Quote from Jessica Piotrowski, PhD on YouTube's accountability measures to promote learnable content for kids

At the same time, we use these principles to reduce kids content that is low-quality (but doesn’t violate our Community Guidelines) in our recommendations on YouTube, and remove channels from YouTube Kids. Examples of this content include videos that are heavily commercial or promotional, encourage negative behaviors or attitudes, and more. Our work here is ongoing and we regularly reevaluate and update these principles. You can read more here.


There is a vibrant community of kids and family content creators that produce high-quality content. And we want to make sure that we’re rewarding these creators and helping them grow and succeed on YouTube.
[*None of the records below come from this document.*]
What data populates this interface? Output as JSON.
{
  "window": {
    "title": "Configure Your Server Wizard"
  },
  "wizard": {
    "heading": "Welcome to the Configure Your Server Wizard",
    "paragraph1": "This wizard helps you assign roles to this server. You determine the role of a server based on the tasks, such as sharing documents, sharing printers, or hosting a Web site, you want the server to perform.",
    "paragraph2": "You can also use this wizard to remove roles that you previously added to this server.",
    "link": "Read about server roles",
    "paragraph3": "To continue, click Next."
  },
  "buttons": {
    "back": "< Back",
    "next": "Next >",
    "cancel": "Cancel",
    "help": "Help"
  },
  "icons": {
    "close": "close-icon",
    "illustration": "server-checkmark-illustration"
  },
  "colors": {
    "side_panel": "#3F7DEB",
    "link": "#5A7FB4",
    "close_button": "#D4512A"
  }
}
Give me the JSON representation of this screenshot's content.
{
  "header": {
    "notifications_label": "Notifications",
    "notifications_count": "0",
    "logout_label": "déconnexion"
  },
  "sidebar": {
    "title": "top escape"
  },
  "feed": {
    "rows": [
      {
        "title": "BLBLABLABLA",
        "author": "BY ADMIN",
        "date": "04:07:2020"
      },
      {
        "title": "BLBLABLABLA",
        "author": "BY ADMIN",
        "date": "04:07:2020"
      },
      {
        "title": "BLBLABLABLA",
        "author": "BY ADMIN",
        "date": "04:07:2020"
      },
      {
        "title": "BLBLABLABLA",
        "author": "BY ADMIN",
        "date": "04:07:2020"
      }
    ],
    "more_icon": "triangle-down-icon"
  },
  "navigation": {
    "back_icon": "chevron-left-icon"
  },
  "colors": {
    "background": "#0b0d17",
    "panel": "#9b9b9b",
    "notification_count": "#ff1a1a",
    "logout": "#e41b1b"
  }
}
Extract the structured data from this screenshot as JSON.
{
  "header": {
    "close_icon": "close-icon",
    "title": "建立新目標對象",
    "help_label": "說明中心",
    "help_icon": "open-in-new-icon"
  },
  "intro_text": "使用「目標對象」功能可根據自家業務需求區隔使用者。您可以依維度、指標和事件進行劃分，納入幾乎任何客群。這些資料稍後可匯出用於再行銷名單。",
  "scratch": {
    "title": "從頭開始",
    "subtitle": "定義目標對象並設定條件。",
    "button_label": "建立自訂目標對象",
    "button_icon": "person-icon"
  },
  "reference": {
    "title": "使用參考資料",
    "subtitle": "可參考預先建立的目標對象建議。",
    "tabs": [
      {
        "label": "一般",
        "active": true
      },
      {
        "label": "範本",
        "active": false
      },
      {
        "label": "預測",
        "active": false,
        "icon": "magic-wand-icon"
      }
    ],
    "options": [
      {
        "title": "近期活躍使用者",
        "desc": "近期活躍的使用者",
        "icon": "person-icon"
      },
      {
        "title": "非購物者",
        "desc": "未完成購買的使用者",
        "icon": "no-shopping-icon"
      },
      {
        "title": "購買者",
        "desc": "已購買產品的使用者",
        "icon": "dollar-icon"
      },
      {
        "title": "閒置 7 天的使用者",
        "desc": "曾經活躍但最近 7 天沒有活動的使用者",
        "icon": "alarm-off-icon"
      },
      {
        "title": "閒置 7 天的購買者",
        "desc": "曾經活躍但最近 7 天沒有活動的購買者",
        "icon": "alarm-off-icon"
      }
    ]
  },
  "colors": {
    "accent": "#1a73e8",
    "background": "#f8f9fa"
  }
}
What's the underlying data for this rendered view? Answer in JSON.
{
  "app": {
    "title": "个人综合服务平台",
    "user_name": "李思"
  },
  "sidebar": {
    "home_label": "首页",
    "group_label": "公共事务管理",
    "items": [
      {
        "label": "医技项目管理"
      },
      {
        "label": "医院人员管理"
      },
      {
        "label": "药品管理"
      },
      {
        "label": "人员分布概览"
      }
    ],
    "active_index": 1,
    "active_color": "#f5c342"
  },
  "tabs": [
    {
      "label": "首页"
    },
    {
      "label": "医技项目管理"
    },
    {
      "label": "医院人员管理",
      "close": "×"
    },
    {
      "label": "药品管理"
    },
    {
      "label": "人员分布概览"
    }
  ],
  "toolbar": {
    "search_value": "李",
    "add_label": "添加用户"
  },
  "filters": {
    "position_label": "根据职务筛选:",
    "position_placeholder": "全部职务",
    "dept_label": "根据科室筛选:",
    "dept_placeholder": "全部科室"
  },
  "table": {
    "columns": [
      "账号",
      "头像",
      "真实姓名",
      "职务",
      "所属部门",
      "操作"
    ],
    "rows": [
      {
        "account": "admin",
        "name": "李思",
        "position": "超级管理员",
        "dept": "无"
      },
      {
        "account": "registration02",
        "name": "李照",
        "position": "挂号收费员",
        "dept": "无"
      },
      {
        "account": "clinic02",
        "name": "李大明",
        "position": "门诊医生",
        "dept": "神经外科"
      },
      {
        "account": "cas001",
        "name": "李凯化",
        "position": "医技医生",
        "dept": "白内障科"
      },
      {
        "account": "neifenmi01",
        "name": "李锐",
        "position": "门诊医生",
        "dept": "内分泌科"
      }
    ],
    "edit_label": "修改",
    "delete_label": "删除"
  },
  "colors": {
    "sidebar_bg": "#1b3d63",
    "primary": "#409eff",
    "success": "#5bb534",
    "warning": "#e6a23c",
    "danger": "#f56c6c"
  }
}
We set a higher bar for what channels can make money on YouTube. In addition to our Community Guidelines, creators also need to follow our monetization policies to join the YouTube Partner Program. Every channel applying to YPP undergoes review by a trained rater to make sure it meets our policies and we continually keep these guidelines current. We also regularly review and remove channels that don’t comply with our policies.

Earlier this month, we shared additional monetization policies—which align with the quality principles discussed above—for channels that primarily create kids and family content on YouTube. Going forward, these principles will have not only an impact on recommendations and inclusion in YouTube Kids, but also on monetization.

Channels that primarily target young audiences or are classified as “made for kids” will need to deliver high-quality content and comply with kids-specific monetization policies. For example, channels that have predominantly low-quality kids content, such as “Heavily commercial or promotional” or “Encouraging negative behaviors or attitudes”, may be suspended from YPP. And if an individual video violates these quality principles, it may see limited or no ads.

We have reached out to potentially impacted creators in order to support them before these changes take effect starting next month. Our ultimate goal is to foster a safe and enriching environment for families while rewarding trusted creators who are making high-quality kids and family content.

We are proud of the incredible creators who are delivering enriching and diverse content for people across the globe. We’re committed to helping them succeed, while providing kids and families with a safer and enriching experience. Our work here is ongoing, and we appreciate the partnership of parents, creators and experts in this journey.